This still feels a bit pregame but I’m starting to get a sense of the new direction I’m going to take with Crowdfunding For Musicians.
I considered adding press releases as a way to expand my efforts but I’m realizing that if it’s not worth a blog post but is worth sharing I can include it in a news roundup.
Over the weekend I thought through a few things that I think are either true or work well enough as contingent operating principles:
Kickstarter-style campaigns have become synonymous with the term “crowdfunding” in the mind of the public that’s heard of crowdfunding, at least in the States.
Patreon‘s patronage/subscription model can also be considered a form of crowdfunding, as can other services and platforms, especially when taking into account the overarching concept of crowdsourcing.
Crowdfunding campaigns are usually only part of what one needs to complete a project, as PledgeMusic demonstrates so clearly, and a full album campaign, for example, will also require such elements as a presale after funding is reached to maximize revenue.
Direct-to-fan is a core component of music crowdfunding that also makes it part of a whole realm of tools, services and platforms from ecommerce direct sales tools to individualized white label music streaming subscriptions to mobile apps for managing and selling merch.
So I’ll talk about all that stuff (with outside news sources and interviews) and how it all connects to provide a complex range of direct-to-fan funding and revenue options for contemporary DIY and indie musicians. As much as possible I’ll stick to practical examples and details rather than editorial flights of fancy.

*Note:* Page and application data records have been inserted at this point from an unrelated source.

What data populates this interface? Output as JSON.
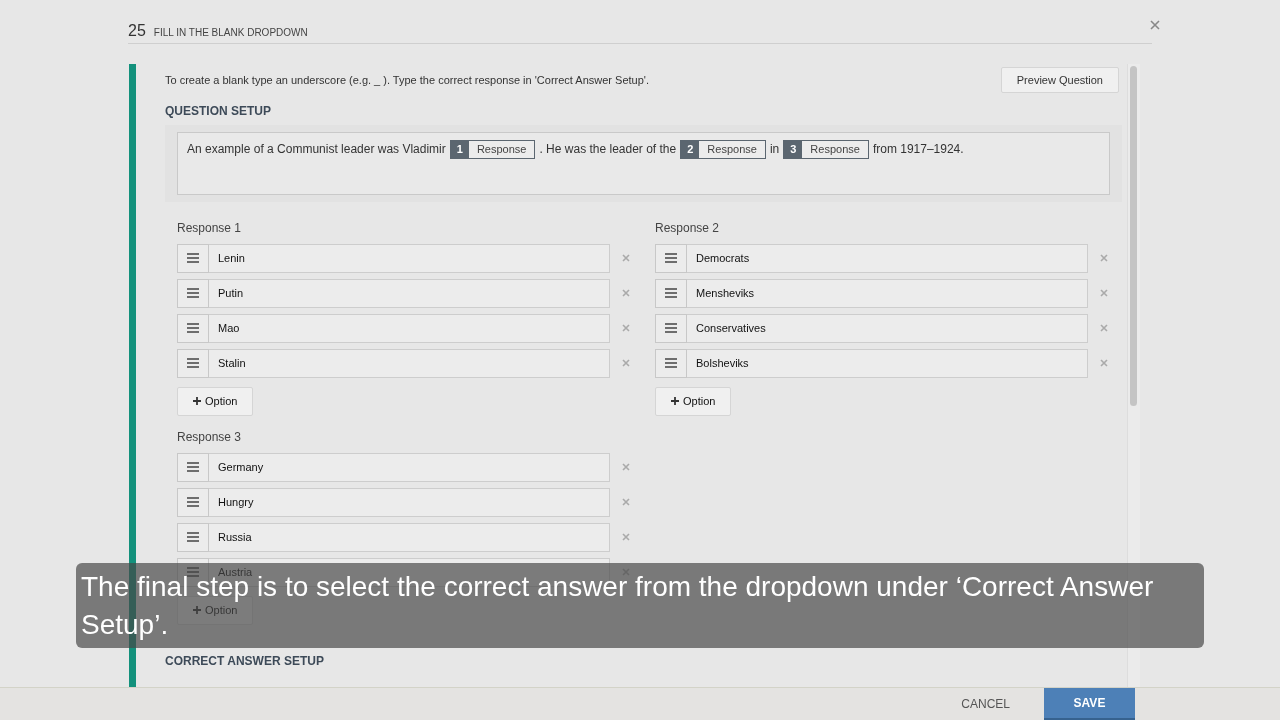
{
  "dialog": {
    "number": "25",
    "title": "FILL IN THE BLANK DROPDOWN"
  },
  "instructions": "To create a blank type an underscore (e.g. _ ). Type the correct response in 'Correct Answer Setup'.",
  "preview_button": "Preview Question",
  "question_setup": {
    "heading": "QUESTION SETUP",
    "sentence": [
      {
        "kind": "text",
        "text": "An example of a Communist leader was Vladimir"
      },
      {
        "kind": "blank",
        "number": "1",
        "label": "Response"
      },
      {
        "kind": "text",
        "text": ". He was the leader of the"
      },
      {
        "kind": "blank",
        "number": "2",
        "label": "Response"
      },
      {
        "kind": "text",
        "text": "in"
      },
      {
        "kind": "blank",
        "number": "3",
        "label": "Response"
      },
      {
        "kind": "text",
        "text": "from 1917–1924."
      }
    ]
  },
  "responses": [
    {
      "label": "Response 1",
      "options": [
        "Lenin",
        "Putin",
        "Mao",
        "Stalin"
      ],
      "add_button": "Option"
    },
    {
      "label": "Response 2",
      "options": [
        "Democrats",
        "Mensheviks",
        "Conservatives",
        "Bolsheviks"
      ],
      "add_button": "Option"
    },
    {
      "label": "Response 3",
      "options": [
        "Germany",
        "Hungry",
        "Russia",
        "Austria"
      ],
      "add_button": "Option"
    }
  ],
  "correct_answer_setup": {
    "heading": "CORRECT ANSWER SETUP"
  },
  "footer": {
    "cancel": "CANCEL",
    "save": "SAVE"
  },
  "caption": "The final step is to select the correct answer from the dropdown under ‘Correct Answer Setup’."
}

Thumbnail image: “the audience is shaking” courtesy Martin Fisch.